» **Task requirements**
Look through the entries below, please, and copy every line with the word "value".

***** Data *****

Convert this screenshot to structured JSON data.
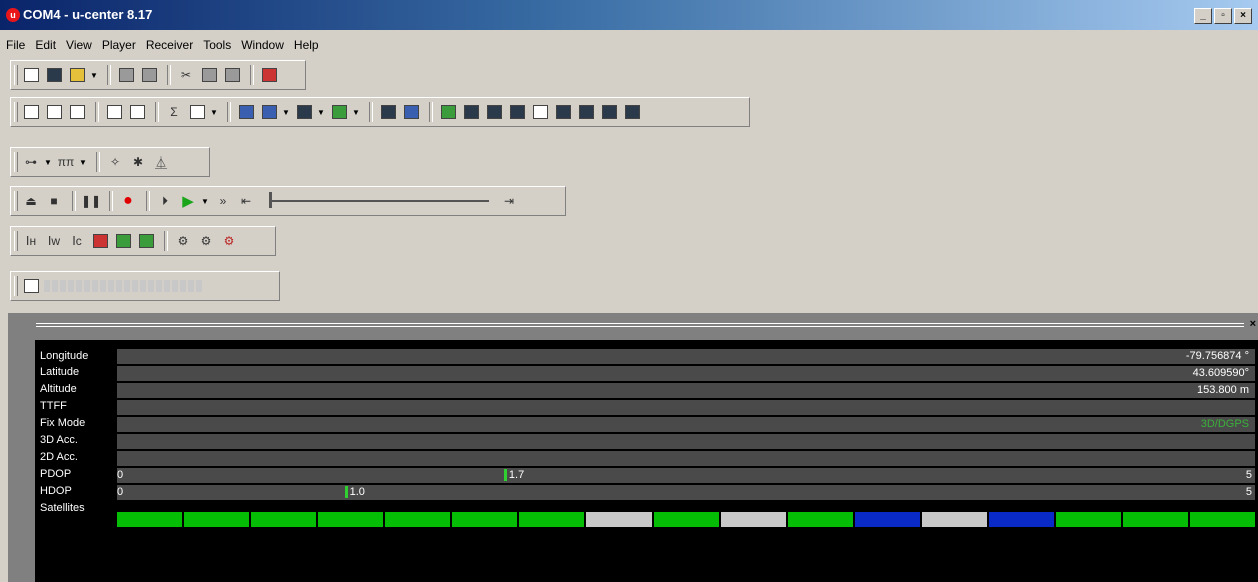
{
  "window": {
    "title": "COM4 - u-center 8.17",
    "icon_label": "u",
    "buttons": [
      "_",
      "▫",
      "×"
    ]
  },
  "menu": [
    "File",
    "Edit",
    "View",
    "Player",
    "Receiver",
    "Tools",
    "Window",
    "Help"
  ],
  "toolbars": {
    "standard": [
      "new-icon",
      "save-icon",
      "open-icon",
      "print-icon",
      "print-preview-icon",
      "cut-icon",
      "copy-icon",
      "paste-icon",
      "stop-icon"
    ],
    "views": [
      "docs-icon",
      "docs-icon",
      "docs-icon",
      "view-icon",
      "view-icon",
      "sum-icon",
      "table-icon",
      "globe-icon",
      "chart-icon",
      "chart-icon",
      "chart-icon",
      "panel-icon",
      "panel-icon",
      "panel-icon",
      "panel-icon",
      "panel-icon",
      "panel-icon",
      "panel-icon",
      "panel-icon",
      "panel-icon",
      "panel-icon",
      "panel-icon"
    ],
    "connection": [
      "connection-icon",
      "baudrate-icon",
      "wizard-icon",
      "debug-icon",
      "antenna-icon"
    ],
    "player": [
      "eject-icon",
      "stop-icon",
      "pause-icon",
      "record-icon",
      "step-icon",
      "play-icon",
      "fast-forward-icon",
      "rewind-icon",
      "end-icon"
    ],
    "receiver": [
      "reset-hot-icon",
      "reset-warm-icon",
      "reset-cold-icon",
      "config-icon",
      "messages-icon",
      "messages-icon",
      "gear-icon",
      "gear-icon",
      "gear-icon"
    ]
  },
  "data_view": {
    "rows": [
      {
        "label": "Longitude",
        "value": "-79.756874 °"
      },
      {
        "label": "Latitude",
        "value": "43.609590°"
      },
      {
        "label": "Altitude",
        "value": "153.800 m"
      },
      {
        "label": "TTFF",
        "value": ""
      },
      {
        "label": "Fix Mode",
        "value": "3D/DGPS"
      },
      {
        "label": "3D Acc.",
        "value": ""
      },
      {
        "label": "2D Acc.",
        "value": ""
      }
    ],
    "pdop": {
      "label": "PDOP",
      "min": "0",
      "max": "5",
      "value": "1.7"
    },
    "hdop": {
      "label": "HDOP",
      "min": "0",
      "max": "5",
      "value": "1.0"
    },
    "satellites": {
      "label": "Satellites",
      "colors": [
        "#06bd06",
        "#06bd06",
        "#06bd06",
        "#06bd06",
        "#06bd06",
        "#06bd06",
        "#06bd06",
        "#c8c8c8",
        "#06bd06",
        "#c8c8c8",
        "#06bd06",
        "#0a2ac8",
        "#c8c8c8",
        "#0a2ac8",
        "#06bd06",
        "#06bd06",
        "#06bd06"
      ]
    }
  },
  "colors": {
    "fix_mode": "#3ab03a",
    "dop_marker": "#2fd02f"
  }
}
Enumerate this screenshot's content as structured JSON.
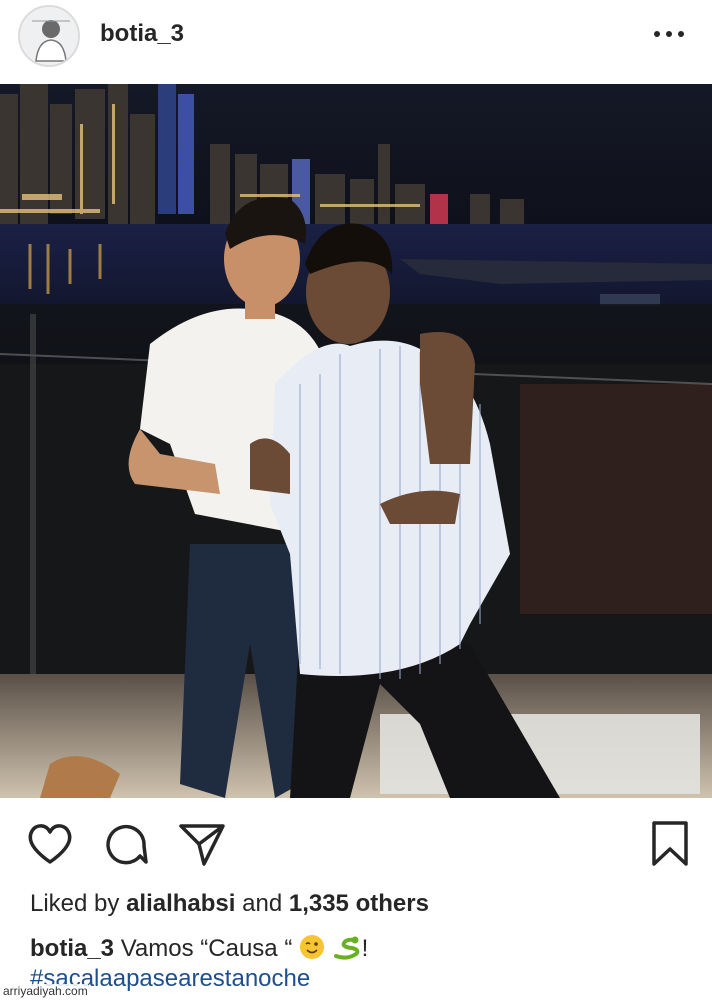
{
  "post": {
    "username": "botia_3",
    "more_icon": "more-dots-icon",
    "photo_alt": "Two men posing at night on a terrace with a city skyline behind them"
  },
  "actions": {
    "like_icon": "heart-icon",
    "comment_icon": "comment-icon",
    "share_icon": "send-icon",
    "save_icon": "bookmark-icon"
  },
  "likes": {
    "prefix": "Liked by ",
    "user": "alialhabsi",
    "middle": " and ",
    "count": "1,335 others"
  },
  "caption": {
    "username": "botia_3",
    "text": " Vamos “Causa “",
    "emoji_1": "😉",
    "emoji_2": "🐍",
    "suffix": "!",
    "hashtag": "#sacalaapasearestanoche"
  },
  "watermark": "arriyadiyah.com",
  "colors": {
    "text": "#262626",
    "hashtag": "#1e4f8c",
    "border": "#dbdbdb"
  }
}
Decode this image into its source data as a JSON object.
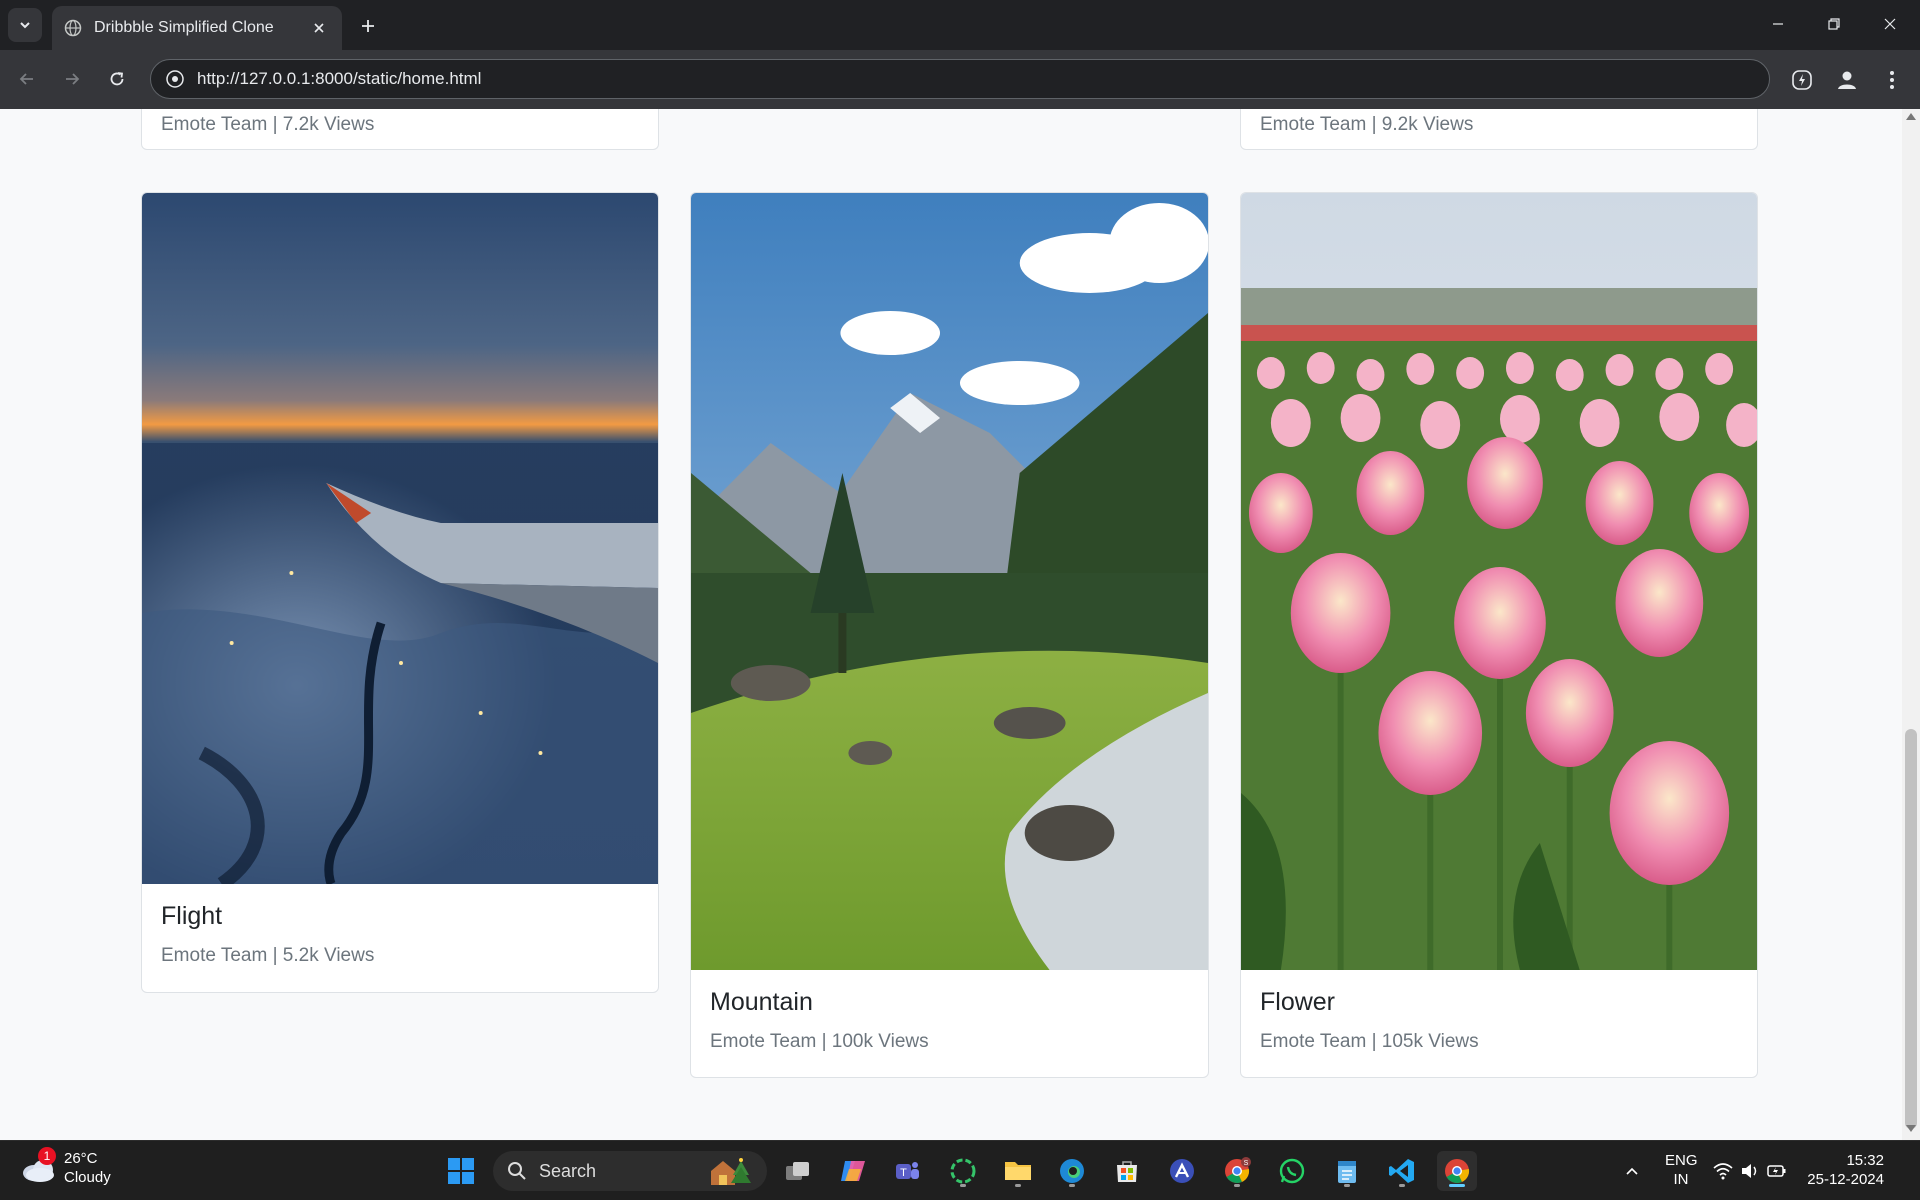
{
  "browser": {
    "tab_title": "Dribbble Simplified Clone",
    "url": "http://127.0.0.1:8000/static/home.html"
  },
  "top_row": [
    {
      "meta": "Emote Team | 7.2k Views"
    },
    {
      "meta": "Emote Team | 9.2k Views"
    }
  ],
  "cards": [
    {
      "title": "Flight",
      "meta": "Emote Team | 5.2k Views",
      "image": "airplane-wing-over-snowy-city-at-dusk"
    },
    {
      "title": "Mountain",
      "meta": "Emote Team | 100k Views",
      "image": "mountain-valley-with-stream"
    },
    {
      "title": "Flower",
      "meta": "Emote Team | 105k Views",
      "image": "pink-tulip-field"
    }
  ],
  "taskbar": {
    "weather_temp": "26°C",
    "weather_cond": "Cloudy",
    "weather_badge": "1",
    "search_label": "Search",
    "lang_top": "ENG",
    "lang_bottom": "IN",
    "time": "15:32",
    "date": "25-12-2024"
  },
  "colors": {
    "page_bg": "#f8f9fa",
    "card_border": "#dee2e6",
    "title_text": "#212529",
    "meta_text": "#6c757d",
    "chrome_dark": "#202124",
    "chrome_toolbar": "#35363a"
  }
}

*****

» **Completed exercise**
        "value": "-79.756874 °"
        "value": "43.609590°"
        "value": "153.800 m"
        "value": ""
        "value": "3D/DGPS"
        "value": ""
        "value": ""
      "value": "1.7"
      "value": "1.0"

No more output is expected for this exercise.